> _YOUR ASSIGNMENT_: Going through the entries below, copy out each line that contains "JSON".
───── STORED DATA ─────
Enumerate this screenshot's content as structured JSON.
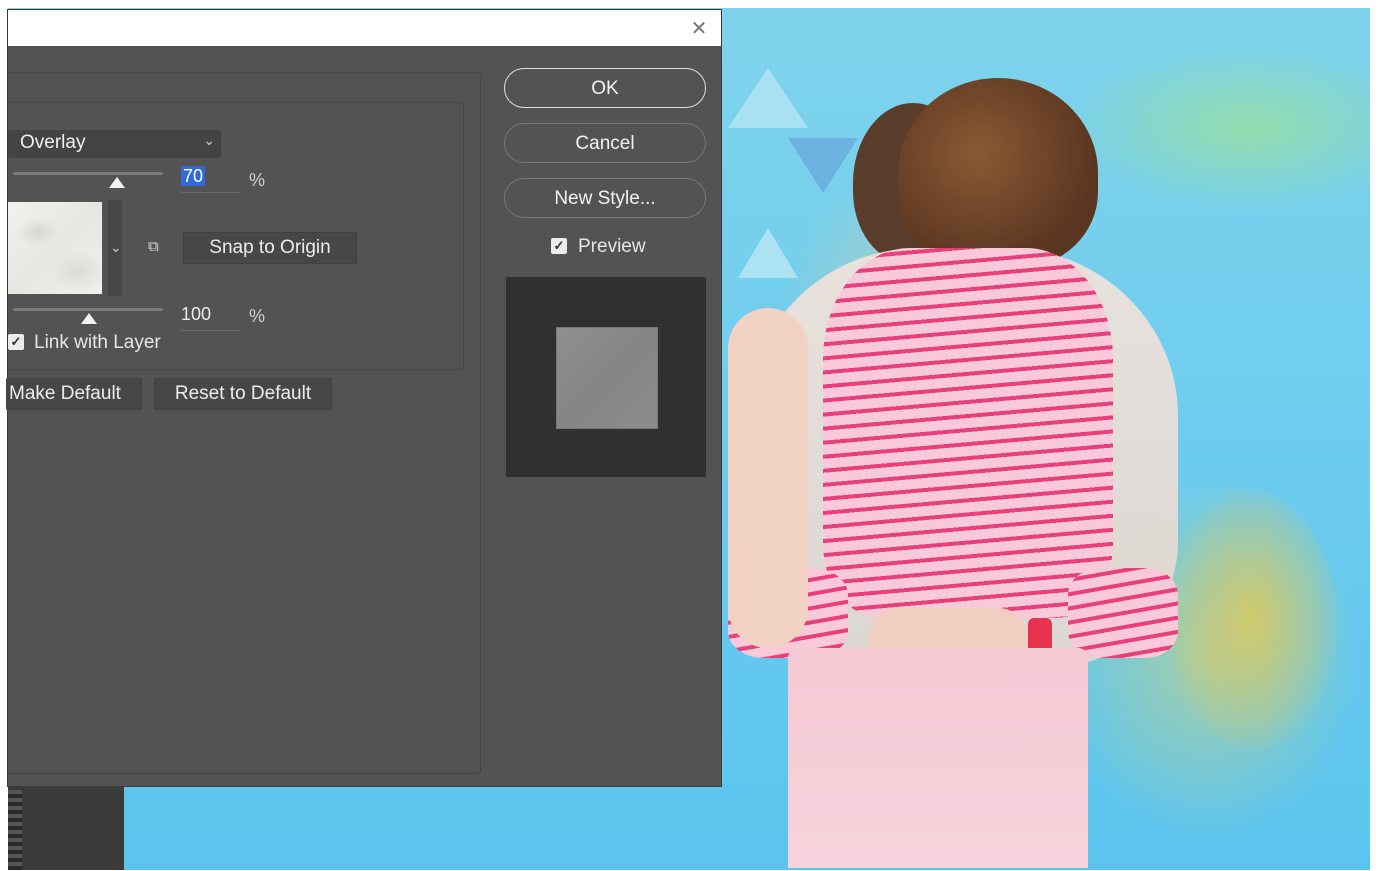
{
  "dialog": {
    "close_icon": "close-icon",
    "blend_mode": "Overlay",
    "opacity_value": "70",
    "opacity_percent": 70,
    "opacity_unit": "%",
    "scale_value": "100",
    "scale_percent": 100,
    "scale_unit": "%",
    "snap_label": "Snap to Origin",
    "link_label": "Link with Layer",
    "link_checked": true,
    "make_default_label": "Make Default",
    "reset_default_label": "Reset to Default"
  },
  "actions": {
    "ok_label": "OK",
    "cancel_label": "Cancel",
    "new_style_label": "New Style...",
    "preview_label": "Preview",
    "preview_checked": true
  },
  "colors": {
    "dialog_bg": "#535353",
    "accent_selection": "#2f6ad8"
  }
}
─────
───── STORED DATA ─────
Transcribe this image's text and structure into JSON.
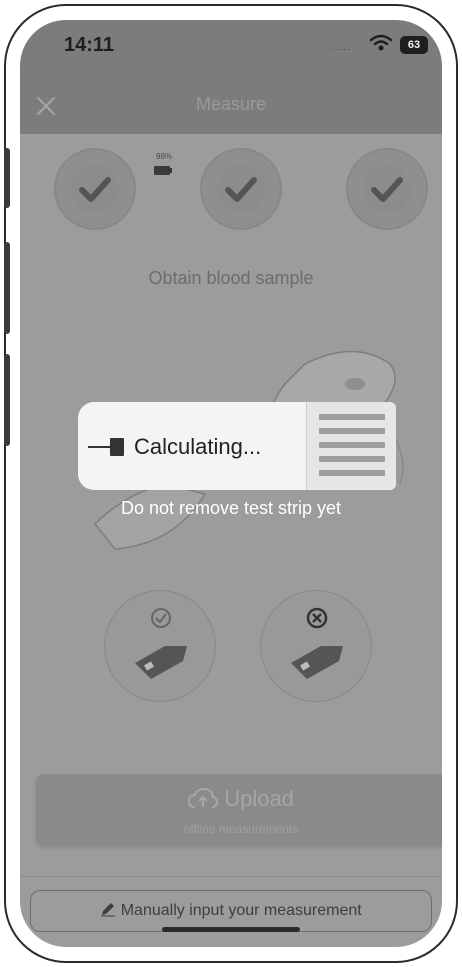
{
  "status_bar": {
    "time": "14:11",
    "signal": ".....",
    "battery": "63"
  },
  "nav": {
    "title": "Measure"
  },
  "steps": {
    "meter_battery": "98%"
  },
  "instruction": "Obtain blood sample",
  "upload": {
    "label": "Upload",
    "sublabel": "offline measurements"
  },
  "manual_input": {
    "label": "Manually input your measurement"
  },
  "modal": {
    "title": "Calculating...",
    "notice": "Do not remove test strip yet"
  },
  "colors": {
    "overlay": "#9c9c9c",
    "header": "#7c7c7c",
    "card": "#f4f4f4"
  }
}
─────
> _THE ANSWER_:
Enumerate this screenshot's content as structured JSON.
Transcribe this image's text and structure into JSON.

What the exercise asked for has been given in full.